After graduating from Virginia Tech in 1944, Kraft was hired by the
National Advisory Committee for Aeronautics, the predecessor
organization to the National Aeronautics and Space Administration. He
worked for over a decade in aeronautical research before being asked
in 1958 to join the Space Task Group, a small team entrusted with the
responsibility of putting America's first man in space. Assigned to
the flight operations division, Kraft became NASA's first flight
director. He was on duty during such historic missions as America's
first spaceflight, first orbital flight and first spacewalk. At the
beginning of the Apollo program Kraft retired as a flight director in

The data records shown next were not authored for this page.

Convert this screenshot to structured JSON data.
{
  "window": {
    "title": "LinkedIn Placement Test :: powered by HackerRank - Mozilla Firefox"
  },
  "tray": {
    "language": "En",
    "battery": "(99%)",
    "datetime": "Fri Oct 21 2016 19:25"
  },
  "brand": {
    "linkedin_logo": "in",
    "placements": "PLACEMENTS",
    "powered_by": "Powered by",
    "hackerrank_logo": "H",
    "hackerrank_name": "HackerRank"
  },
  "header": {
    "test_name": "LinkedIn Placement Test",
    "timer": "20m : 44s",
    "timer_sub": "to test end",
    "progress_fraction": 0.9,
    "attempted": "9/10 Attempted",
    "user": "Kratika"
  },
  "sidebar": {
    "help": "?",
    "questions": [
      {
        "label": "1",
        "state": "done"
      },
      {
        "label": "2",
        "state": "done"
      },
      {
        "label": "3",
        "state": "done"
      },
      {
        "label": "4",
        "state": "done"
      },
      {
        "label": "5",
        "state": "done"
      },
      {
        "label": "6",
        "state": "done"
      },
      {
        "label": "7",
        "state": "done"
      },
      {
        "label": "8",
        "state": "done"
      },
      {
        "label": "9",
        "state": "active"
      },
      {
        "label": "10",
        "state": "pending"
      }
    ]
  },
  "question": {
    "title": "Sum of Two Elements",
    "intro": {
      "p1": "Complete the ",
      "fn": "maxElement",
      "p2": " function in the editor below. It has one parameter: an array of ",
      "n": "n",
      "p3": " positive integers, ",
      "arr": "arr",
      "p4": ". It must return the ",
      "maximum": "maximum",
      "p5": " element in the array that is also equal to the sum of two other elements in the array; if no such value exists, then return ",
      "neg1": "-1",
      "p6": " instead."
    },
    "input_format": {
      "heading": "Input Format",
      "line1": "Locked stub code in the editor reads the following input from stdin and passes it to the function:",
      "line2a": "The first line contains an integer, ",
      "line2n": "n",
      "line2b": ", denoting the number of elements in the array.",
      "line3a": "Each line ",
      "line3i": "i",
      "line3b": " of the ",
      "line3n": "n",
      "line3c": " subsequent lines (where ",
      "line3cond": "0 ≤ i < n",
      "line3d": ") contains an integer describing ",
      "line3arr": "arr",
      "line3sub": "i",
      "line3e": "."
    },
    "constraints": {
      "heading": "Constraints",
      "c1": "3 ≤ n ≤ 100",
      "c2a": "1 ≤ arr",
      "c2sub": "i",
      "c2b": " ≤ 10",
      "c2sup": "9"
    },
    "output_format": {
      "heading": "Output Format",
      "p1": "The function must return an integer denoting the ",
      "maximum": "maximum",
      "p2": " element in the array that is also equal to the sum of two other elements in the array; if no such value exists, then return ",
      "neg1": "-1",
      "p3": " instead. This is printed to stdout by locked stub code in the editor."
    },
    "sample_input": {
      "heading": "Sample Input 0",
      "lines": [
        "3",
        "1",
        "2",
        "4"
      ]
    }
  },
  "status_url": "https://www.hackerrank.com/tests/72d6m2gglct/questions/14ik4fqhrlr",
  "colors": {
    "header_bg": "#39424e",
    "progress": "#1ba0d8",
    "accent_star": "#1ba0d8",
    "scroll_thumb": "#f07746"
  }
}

order to concentrate on management and mission planning. In 1972 he
became director of the Manned Spacecraft Center (later Johnson Space
Center), following in the footsteps of his mentor Robert Gilruth. He
held the position until his retirement from NASA in 1982. More than
any other man, Kraft was responsible for shaping the organization and
culture of NASA's Mission Control. As his protégé Glynn Lunney
commented, "the Control Center today ... is a reflection of Chris
Read the rest of this article:
Today's selected anniversaries:
Forces under Timur defeated the Ottomans in the Battle of Ankara and
captured Sultan Bayezid I.
Third Italian War of Independence: The Austrian Navy led by Wilhelm
von Tegetthoff defeated a much larger Italian fleet in the Battle of
Billboard magazine published its first "Music Popularity Chart".
Adolf Hitler survived an assassination attempt by German Resistance
member Claus von Stauffenberg, who hid a bomb inside a briefcase
during a conference at the Wolfsschanze military headquarters in East
The Apollo 11 lunar module landed on the Sea of Tranquillity, where
Neil Armstrong and Buzz Aldrin would become the first men to walk on
the moon six and a half hours later.
Wiktionary's Word of the day:
surfeit: An excessive amount of something.
Wikiquote of the day:
People do not decide to become extraordinary. They decide to
accomplish extraordinary things. -- Sir Edmund Hillary